and the high God their Redeemer; who had redeemed them out of Egypt, out of the house of bondage, with a high hand and a mighty arm, and thereby showed himself to be the most high God: between this and the following verse the Masorah puts this note,
"half of the book,''And they remembered that God was their rock, and the high God their redeemer.
EXEGETICAL (ORIGINAL LANGUAGES)35. their rock] Cp. Deuteronomy 32:4 ff.
the high God] God Most High, El Elyôn, a combination found elsewhere only in Genesis 14:18 ff. But cp. Psalm 73:11; and Psalm 7:17, Psalm 47:2, Jehovah Elyôn; Psalm 57:2, Elôhîm Elyôn.Verse 35. - And they remembered that God was their Rock; i.e. their strength and stay. The expression is first used of God in Deuteronomy 32:4. And the high God their Redeemer (comp. Psalm 19:14; Psalm 74:2). Exodus 16, which directly preceded the giving of the manna. But the description follows the second: יסּע (He caused to depart, set out) after Numbers 11:31. "East" and "south" belong together: it was a south-east wind from the Aelanitic Gulf. "To rain down" is a figurative expression for a plentiful giving of dispensing from above. "Its camp, its tents," are those of Israel, Numbers 11:31, cf. Exodus 16:13. The תּעוה, occurring twice, Psalm 78:29-30 (of the object of strong desire, as in Psalm 21:3), points to Kibroth-hattaavah, the scene of this carnal lusting; הביא is the transitive of the בּוא in Proverbs 13:12. In Psalm 78:30-31 even in the construction the poet closely follows Numbers 11:33 (cf. also זרוּ with לזרא, aversion, loathing, Numbers 11:20). The Waw unites what takes place simultaneously; a construction which presents the advantage of being able to give special prominence to the subject. The wrath of God consisted in the breaking out of a sickness which was the result of immoderate indulgence, and to which even the best-nourished and most youthfully vigorous fell a prey. When the poet goes on in Psalm 78:32 to say that in spite of these visitations (בּכל־זאת) they went on sinning, he has chiefly before his mind the outbreak of "fat" rebelliousness after the return of the spies, cf. Psalm 78:32 with Numbers 14:11. And Psalm 78:33 refers to the judgment of death in the wilderness threatened at that time to all who had come out of Egypt from twenty years old and upward (Numbers 14:28-34). Their life devoted to death vanished from that time onwards בּהבל, in breath-like instability, and בּבּהלה, in undurable precipitancy; the mode of expression in Psalm 31:11; Job 36:1 suggests to the poet an expressive play of words. When now a special judgment suddenly and violently thinned the generation that otherwise was dying off, as in Numbers 21:6., then they inquired after Him, they again sought His favour, those who were still preserved in the midst of this dying again remembered the God who had proved Himself to be a "Rock" (Deuteronomy 32:15, Deuteronomy 32:18, Deuteronomy 32:37) and to be a "Redeemer" (Genesis 48:16) to them. And what next? Psalm 78:36-37

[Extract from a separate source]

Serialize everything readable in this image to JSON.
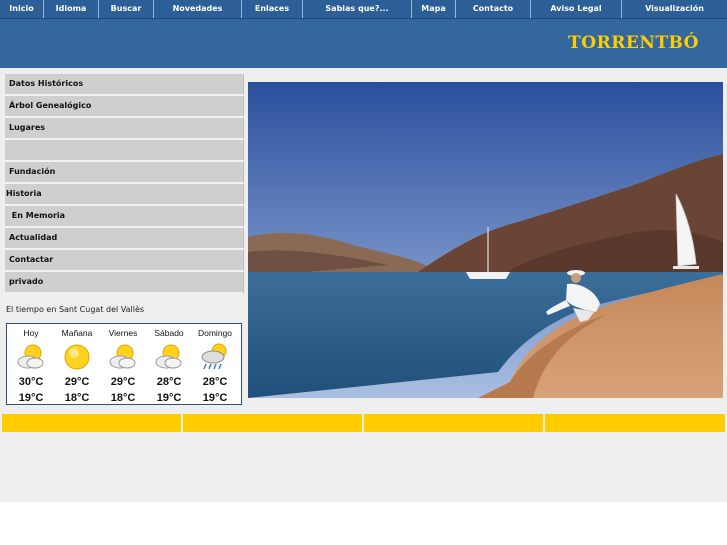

(Note: According to the reckoning of the Masora this Psalm 78:36 is the middle verse of the 2527 verses of the Psalter (Buxtorf, Tiberias, 1620, p. 133).)

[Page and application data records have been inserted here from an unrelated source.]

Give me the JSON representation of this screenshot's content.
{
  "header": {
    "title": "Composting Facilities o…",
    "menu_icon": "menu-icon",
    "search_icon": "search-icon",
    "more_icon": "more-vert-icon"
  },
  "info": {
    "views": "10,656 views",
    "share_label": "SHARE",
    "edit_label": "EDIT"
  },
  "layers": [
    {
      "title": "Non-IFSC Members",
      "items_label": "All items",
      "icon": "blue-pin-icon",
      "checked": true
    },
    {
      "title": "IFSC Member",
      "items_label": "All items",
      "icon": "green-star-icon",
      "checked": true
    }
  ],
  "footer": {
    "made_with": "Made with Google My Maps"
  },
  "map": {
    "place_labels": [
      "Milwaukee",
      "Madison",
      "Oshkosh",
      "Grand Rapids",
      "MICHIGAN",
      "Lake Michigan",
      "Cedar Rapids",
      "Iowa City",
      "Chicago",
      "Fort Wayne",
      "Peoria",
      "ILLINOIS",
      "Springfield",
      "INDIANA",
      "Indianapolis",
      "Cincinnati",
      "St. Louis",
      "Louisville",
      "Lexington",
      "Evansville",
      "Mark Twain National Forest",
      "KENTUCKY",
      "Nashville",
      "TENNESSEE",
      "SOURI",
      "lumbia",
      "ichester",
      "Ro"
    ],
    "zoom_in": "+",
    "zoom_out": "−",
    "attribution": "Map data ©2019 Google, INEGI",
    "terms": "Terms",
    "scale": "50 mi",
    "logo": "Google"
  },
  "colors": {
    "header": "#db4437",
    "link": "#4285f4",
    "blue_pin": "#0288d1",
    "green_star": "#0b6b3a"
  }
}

tell us what effect they gave to this disposition to return to God. They appeased Him with their mouth, is meant to say: they sought to win Him over to themselves by fair speeches, inasmuch as they thus anthropopathically conceived of God, and with their tongue they played the hypocrite to Him; their heart, however, was not sincere towards Him (עם like את in Psalm 78:8), i.e., not directed straight towards Him, and they proved themselves not stedfast (πιστοί, or properly βέβαιοι) in their covenant-relationship to Him.
LinksPsalm 78:35 Interlinear
Psalm 78:35 Parallel Texts
Psalm 78:35 NIV
Psalm 78:35 NLT
Psalm 78:35 ESV
Psalm 78:35 NASB
Psalm 78:35 KJV
Psalm 78:35 Bible Apps
Psalm 78:35 Parallel
Psalm 78:35 Biblia Paralela
Psalm 78:35 Chinese Bible
Psalm 78:35 French Bible
Psalm 78:35 German Bible